He also spoke freely about the universal appeal of Macbeth, and how the story has the longevity to be told again and again without becoming stale.

“I read something the other day that stated that every four hours across the world a production of Macbeth is taking place, so I think already it is the biggest blockbuster around. I think it is whether people are engaged enough to want to see a new one because it carries a lot of baggage. People think if they’ve seen it, or read it, or studied it at school that they’ve done it so I think it’s always about offering up something fresh and new.

For us it’s about placing it back in the time in which it existed, and finding something very human and real in it. I’ve seen it now three times and it’s amazing to me how much Shakespeare keeps on repeating itself but people always want to go back for a second or third time to watch it. I think it has a lot to do with the verse because you don’t always hear or understand the verse the first time so you want to go back and get something new from it each time.”

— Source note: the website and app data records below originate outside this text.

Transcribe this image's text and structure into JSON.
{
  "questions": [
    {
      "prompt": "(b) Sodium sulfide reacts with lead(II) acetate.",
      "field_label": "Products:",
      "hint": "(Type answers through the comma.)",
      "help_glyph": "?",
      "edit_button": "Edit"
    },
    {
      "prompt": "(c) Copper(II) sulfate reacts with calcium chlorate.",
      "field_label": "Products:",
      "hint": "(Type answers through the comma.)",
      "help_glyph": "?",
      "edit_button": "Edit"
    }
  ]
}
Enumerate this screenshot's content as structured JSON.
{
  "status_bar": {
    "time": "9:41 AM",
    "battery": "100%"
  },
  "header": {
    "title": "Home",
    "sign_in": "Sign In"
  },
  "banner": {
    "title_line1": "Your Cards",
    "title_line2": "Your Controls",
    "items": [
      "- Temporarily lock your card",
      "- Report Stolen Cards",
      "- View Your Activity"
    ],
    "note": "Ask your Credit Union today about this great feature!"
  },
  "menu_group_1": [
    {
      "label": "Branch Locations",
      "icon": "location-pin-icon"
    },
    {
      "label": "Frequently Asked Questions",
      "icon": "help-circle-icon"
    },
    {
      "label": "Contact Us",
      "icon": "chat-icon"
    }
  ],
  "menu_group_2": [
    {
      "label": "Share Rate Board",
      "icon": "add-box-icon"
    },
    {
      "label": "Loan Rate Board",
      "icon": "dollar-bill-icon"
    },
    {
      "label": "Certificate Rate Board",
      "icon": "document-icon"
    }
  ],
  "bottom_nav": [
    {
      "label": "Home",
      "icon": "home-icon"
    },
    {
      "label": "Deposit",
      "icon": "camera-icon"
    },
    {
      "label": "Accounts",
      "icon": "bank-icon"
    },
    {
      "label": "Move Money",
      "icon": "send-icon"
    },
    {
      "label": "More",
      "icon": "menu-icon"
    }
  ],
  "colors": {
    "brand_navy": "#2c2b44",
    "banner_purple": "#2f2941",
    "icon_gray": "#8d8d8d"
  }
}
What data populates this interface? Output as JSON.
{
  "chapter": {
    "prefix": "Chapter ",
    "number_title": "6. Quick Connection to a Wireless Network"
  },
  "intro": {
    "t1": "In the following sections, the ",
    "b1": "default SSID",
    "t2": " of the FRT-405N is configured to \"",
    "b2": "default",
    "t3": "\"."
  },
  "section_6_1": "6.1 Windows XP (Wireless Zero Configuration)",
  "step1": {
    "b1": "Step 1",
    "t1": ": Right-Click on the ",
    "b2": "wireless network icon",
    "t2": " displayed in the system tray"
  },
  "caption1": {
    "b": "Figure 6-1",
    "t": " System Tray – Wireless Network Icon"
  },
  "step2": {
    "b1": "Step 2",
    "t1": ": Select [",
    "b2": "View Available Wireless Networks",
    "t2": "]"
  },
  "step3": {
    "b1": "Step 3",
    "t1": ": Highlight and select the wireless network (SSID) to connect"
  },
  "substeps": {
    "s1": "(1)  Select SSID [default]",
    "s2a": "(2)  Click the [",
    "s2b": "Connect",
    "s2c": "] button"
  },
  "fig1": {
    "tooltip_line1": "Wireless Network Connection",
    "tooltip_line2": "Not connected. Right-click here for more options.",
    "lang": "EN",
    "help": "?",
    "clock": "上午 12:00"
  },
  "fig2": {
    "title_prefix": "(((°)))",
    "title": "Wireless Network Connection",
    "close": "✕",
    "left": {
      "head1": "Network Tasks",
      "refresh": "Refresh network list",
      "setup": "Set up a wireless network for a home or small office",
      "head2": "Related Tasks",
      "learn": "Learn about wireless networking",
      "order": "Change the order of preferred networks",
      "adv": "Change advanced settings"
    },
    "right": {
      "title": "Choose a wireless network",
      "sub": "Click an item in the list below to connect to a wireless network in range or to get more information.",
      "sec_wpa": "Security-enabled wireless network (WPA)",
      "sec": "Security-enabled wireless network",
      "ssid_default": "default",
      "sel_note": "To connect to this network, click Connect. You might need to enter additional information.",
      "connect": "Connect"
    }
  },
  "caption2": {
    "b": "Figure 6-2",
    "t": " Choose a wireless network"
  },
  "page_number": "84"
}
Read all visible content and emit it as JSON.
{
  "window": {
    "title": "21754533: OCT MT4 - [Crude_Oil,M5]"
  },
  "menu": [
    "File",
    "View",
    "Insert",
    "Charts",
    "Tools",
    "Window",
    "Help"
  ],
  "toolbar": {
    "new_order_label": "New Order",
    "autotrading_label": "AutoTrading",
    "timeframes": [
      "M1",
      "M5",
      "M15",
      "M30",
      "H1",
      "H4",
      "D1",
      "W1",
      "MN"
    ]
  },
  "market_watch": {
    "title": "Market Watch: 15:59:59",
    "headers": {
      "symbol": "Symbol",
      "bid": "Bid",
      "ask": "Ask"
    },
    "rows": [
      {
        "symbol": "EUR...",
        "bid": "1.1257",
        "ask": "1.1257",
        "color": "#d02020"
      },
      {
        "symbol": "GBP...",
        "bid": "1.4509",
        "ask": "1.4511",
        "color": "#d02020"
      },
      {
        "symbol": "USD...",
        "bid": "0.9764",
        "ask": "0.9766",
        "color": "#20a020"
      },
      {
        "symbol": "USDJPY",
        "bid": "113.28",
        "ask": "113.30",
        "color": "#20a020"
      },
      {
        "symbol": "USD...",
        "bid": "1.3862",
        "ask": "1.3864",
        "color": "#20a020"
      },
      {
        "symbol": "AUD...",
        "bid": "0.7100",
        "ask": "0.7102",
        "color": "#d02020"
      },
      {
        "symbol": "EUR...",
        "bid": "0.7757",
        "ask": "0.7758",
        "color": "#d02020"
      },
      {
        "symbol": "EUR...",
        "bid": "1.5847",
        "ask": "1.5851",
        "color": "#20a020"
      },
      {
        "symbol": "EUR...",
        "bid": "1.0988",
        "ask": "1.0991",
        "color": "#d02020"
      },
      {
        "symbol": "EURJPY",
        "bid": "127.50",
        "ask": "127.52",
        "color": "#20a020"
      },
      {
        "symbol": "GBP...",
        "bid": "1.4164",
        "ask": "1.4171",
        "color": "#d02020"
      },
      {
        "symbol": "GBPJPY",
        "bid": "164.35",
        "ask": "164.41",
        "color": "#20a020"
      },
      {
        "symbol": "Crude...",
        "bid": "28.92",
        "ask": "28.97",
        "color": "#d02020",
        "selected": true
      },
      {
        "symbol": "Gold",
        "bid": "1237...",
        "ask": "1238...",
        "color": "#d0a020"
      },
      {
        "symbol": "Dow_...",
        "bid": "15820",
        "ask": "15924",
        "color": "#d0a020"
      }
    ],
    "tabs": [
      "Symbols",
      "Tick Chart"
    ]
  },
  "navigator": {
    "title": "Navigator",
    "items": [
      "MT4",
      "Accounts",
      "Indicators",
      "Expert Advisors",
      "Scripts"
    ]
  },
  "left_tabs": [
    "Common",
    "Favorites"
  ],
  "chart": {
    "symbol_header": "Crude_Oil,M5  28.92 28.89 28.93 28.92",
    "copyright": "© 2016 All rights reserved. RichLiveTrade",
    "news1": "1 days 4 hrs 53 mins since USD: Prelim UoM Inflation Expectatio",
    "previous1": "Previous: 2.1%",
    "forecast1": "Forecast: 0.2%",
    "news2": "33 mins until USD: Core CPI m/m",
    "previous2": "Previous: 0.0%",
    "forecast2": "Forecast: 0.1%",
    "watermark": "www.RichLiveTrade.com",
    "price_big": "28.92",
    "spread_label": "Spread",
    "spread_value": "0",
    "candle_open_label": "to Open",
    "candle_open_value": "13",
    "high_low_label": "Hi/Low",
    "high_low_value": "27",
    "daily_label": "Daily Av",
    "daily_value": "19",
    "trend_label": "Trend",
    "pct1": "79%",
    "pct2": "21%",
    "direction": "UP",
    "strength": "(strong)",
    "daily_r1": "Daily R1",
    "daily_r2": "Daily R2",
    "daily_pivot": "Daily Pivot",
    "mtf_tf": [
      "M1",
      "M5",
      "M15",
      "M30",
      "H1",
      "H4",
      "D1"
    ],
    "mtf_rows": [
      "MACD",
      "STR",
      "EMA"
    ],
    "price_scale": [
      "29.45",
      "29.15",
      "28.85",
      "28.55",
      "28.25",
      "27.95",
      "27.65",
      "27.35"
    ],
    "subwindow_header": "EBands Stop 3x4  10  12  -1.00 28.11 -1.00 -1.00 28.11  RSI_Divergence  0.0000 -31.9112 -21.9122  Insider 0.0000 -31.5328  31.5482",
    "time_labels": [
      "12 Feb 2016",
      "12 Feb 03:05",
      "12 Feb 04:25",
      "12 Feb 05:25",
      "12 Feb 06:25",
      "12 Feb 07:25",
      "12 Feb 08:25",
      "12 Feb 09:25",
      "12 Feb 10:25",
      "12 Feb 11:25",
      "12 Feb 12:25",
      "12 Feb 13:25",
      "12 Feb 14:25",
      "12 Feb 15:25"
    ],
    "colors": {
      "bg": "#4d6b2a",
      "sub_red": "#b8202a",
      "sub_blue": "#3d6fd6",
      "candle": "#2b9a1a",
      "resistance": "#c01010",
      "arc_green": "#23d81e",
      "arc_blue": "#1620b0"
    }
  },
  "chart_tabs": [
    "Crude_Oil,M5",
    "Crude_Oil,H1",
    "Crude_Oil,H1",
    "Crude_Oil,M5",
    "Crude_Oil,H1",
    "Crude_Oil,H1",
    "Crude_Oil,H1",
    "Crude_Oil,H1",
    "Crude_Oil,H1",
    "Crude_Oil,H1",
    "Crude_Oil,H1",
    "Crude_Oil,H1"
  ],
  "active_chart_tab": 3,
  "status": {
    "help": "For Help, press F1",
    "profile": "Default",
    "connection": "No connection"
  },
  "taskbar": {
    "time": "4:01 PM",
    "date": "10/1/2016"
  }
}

Macbeth is available on DVD, Blu Ray and on demand.


DVD review: Two Days, One Night (Deux Jours, une nuit)

Film is often celebrated for the sense of escapism it provides, the enclosed darkened rooms of the cinema proving a welcomed distraction from the outside world. In comparison to this theory, the Belgian directing brothers, Jean-Pierre and Luc Dardenne are known for their naturalistic style, presenting real life issues on the cinematic stage. Their latest effort, ‘Two Days, One Night’ highlights the problems within the social economic system not only in the small French town in which it is set, but globally. Marion Cotillard stars as the depression stricken mother Sandra who returns to work after a leave of absence at a solar panel plant to find that her colleagues have chosen to accept a bonus instead of her keeping her minimum wage job. She has the weekend, as the title suggests, to overturn the vote, approaching them one by one in a desperate plea to save her livelihood.
  The pace of the narrative is plodding as Sandra travels by bus to most of her workmates to explain her situation, hoping to appeal to their better, kinder natures. Coming from a documentary-making background, the Dardenne brothers achieve the feat of showing these emotive visits in such a realistic manner with no schmaltz or sentimentality in sight. The camera work is basic but at times breathtaking, and before long it’s hard not to get behind the protagonist and hope that her co-workers will see her point of view and decide to turn away their €1,000 payout so that Sandra can keep an income to support her husband and child. The stripped back aim of the project can somewhat hamper the enjoyment of it as the plot gets repetitive, Sandra repeating her tale of woe nearly word for word each time, but then again unemployment isn’t exactly an enjoyable prospect.
  Having long since made the jump from her Parisian roots to acting in the English language, working in Hollywood with some of the biggest names in the industry, it is satisfying to watch Marion Cotillard put in an arguably career-best performance in her mother-tongue language. Understatedly brilliant, she never overdoes it demonstrating the heartache her character is suffering and her acting is subtly powerful when Sandra reaches moments of dire straits. In my initial reactions to watching the film, I found that not opting for dramatic highly strung scenes was strange but her quiet depiction of mental health will creep up on you days, or weeks afterwards.
  A restrained social commentary on not only depression but the recession, the Dardenne brothers offer up a movie which isn’t easy to love, but one that you can help stepping back and taking note of. It’s an incredibly relevant piece of film-making and bruising to the modern society we find ourselves in, putting the two-faced culture of working environments on the big screen. Cotillard is excellent in her sincere surroundings, away from the glitz and glamour of blockbuster cinema but in the epicentre of real life.
See the trailer: